Frank Darabont and his band of writers seem to have taken Kirkman’s story and made the necessary changes to make it work on tv. One aspect of Kirkman’s storytelling was how some people thought it to be too expositionary. This left each page with too much talking while at the same time not fleshing out each character to be distinct from each other. While I can see that I don’t buy into that particular flaw in the story too much. This is a story of the end of the world and stress definitely plays a key role in how everyone reacts to their new environment.

From the AMC “sizzle” reel the network has released just in the last few days it looks like the show’s writers have taken Kirkman’s story, ideas and dialogue and made them flow much more naturally. Final judgement on whether this actually happens will have to wait until the show premieres, but Darabont has always been a writers first and filmmaker second so I definitely have much faith that he and his team will come out with a great product that takes the best from the comic book and trims the fat and gristle off by the wayside.

There’s also one thing the “sizzle” reel above shows which should answer the trepidations that some of the comic book’s fans have had since hearing th news of the adaptation.
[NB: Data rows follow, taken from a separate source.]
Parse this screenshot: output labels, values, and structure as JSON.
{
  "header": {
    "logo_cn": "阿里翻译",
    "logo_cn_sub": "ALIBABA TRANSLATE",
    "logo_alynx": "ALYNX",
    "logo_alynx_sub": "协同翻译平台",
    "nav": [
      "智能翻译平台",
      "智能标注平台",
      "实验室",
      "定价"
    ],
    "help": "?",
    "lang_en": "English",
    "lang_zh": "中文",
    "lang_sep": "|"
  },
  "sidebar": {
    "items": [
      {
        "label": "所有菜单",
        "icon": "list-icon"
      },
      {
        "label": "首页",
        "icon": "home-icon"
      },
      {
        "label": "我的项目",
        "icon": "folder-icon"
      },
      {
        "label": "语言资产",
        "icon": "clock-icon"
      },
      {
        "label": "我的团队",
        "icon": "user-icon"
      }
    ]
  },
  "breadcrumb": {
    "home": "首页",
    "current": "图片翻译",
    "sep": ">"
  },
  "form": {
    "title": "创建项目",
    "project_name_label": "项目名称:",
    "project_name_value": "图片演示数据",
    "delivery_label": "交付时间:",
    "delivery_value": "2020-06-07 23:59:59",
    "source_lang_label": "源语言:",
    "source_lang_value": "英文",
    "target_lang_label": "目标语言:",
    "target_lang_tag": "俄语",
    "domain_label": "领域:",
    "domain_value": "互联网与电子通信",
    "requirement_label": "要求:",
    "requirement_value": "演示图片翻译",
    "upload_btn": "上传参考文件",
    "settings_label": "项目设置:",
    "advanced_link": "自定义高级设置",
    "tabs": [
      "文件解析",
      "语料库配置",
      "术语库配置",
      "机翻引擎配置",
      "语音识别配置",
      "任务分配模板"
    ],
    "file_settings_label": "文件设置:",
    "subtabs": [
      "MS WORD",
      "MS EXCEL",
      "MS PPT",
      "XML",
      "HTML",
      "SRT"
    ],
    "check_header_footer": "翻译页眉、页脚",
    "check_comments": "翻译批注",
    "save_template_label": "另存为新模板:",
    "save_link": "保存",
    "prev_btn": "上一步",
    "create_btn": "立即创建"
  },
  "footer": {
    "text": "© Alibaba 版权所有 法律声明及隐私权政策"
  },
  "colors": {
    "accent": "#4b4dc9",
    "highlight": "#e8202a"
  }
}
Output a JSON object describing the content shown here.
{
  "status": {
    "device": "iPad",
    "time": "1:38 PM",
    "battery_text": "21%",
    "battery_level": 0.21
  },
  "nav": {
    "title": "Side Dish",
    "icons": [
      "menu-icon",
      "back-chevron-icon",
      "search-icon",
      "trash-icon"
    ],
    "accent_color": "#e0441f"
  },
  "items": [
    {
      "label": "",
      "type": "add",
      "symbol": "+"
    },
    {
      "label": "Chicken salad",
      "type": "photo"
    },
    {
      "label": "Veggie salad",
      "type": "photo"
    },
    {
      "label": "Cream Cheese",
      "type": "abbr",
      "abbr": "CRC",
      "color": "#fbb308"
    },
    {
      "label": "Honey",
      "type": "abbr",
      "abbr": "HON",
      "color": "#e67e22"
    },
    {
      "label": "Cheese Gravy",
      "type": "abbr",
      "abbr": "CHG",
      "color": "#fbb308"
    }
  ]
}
This was whether AMC will keep the gore and violence from the comic books or will it be toned down. From the looks of some of the scenes shown in the reel above the gore and violence is on-hand and from the look of things this may be the most gory thing on tv that’s not premium cable. I see blood, gore, viscera and all the nice gooey things that happens when a body’s insides are exposed to the environment. YUM!

Halloween 2010 needs to come now, but until then revisiting the comic books the series is adapting is a good way to pass the time.

Source: io9

The Walking Dead – Official Series Trailer (AMC)


Well, it’s now official. AMC has finally released the very same trailer that people not fortunate enough to have attended San Diego Comic-Con last month. This trailer is under 5 minutes long and it’s the same one those who attended the Comic-Con panel for the show saw. Only shaky and grainy bootleg copies of the trailer has been seen outside of that panel. While some bootleg versions were quite good in quality they’re still not a substitute for the official release of the same trailer by AMC for everyone to watch.

This official trailer release was also AMC’s way of finally announcing the premiere date of the 90-minute pilot episode (directed by showrunner and producer Frank Darabont). The pilot will premiere worldwide on Halloween Night, October 31, 2010. While some thought the pilot will premiere early on AMC’s “Fearfest” campaign for October I think it’s appropriate that the series premieres on Halloween Night. I can definitely see many fans of the comic book series planning their Halloween parties to include group watch of the pilot episode the very same night.

Still two months away and this trailer definitely doesn’t make the wait any easier.

Source: The Walking Dead (AMC)